Lessons and Next Steps

The integrated solid waste management site in Nepalgunj was selected through a participatory and consensus-based approach, which proved critical for the successful completion and operation of the system with the full support of local stakeholders. This approach was followed during all phases of the project. It enabled the project to communicate the positive aspects of the system and change the initial negative perception of the people toward it.

Proper segregation of waste depends on motivating behavior change among the residents, which is expected to happen gradually. At present, a green vehicle collects organic waste and a red vehicle, inorganic waste. The collected mixed wastes are sorted within the system.

Under a construction agreement, a contractor operates the system for a year before it is turned over to the government. When the contract ends, the municipality has two options. One is to contract out the overall operation of the system to a national scrap dealer. This will maximize the recovery of reusable and recyclable materials from the waste and also reduce the volume that is dumped into the landfill. The challenge for this approach is the need to be specific on the contractual obligations of the contractor and the pricing.

Another option is for the municipality to take more operational responsibility and lead the system itself. In this scenario, it could still sub-contract some tasks, such as collection and segregation work. Local scrap dealers can be contracted to segregate waste and let them take reusable and recyclables materials as their fee. The compost can be sold, and scrap dealers can add value to its packaging and marketing. This approach will help the municipality to generate some revenue for operation and maintenance of the system while businesses of local scrap dealers’ benefit. Beyond this, maximizing the reuse and recycling of materials recovered from waste increases the lifespan of the landfill cells and contributes positively to the environment.

The integrated solid waste management system of Nepalgunj is of strategic importance to Nepal’s sanitation sector. It is one of a few successfully completed and effectively operated solid waste management systems. Operating and maintaining the system as per the design standard is crucial to build citizens’ trust in government’s capability to successfully complete and operate the project with no environmental pollution.

The municipal government needs to be proactive to develop a long-term strategy and plan, backed by adequate resources, for effective operation and maintenance of the system once it takes over from the contactor.

A red closed vehicle collects inorganic waste in the city of Nepalgunj, while a green vehicle collects the organic waste.

Sunila Ghimire
Project Analyst, Nepal Resident Mission, Asian Development Bank

Sunila Ghimire administers various infrastructure-related projects.
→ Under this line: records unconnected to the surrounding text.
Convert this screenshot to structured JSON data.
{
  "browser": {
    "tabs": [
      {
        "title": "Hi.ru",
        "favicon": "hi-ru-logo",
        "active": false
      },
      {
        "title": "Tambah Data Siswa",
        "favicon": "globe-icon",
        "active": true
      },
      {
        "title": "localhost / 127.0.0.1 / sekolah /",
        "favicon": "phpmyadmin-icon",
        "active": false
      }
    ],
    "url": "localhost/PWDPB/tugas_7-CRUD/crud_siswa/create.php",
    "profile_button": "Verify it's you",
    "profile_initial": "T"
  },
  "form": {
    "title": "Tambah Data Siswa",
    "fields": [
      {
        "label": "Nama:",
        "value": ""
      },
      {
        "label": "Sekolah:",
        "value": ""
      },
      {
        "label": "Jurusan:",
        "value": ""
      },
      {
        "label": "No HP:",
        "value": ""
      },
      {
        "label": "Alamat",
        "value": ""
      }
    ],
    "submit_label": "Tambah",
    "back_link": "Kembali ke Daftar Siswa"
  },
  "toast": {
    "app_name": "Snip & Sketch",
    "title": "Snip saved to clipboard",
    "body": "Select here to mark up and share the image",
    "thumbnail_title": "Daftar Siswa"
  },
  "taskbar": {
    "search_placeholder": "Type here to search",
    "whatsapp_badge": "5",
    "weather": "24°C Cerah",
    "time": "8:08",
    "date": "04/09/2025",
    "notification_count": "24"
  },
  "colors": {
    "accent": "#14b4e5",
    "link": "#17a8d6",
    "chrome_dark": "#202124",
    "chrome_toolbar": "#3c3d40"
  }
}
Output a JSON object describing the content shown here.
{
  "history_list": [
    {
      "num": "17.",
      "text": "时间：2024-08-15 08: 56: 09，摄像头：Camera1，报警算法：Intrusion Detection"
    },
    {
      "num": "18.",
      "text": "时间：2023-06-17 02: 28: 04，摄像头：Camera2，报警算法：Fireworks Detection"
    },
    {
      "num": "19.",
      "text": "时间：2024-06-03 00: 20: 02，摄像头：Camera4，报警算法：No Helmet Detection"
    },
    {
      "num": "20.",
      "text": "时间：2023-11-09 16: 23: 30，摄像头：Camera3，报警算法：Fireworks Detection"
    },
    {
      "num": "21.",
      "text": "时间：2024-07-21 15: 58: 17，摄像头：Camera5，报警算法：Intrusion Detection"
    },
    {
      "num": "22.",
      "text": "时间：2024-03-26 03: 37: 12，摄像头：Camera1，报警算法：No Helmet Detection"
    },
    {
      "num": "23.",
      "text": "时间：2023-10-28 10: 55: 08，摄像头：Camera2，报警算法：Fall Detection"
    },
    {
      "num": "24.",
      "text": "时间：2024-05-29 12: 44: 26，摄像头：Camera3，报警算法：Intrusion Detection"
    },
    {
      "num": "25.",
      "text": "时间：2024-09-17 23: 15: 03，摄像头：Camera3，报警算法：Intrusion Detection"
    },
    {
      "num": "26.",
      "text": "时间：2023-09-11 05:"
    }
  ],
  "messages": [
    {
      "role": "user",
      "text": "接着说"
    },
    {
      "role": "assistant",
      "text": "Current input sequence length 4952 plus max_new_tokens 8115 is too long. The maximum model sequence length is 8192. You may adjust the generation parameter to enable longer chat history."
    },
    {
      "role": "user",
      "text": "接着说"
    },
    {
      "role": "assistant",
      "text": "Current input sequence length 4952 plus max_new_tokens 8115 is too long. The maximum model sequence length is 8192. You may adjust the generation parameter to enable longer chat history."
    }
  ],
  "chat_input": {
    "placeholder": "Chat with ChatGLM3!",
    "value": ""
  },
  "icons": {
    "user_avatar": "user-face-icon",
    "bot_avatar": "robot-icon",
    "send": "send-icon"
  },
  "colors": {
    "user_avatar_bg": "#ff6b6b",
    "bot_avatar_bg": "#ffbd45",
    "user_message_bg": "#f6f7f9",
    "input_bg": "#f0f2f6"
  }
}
Prior to joining ADB Nepal Resident Mission, she worked as Water and Sanitation Program Officer (Urban) at WaterAid Nepal and Water and Sanitation Program Coordinator at Plan International. She comes from a civil engineering background and holds a master’s degree in Rural Development from the Tribhuvan University of Nepal. 

Asian Development Bank (ADB)

The Asian Development Bank is committed to achieving a prosperous, inclusive, resilient, and sustainable Asia and the Pacific, while sustaining its efforts to eradicate extreme poverty. Established in 1966, it is owned by 68 members—49 from the region. Its main instruments for helping its developing member countries are policy dialogue, loans, equity investments, guarantees, grants, and technical assistance.

Follow Asian Development Bank (ADB) on
Leave your question or comment in the section below:

The views expressed on this website are those of the authors and do not necessarily reflect the views and policies of the Asian Development Bank (ADB) or its Board of Governors or the governments they represent. ADB does not guarantee the accuracy of the data included in this publication and accepts no responsibility for any consequence of their use. By making any designation of or reference to a particular territory or geographic area, or by using the term “country” in this document, ADB does not intend to make any judgments as to the legal or other status of any territory or area.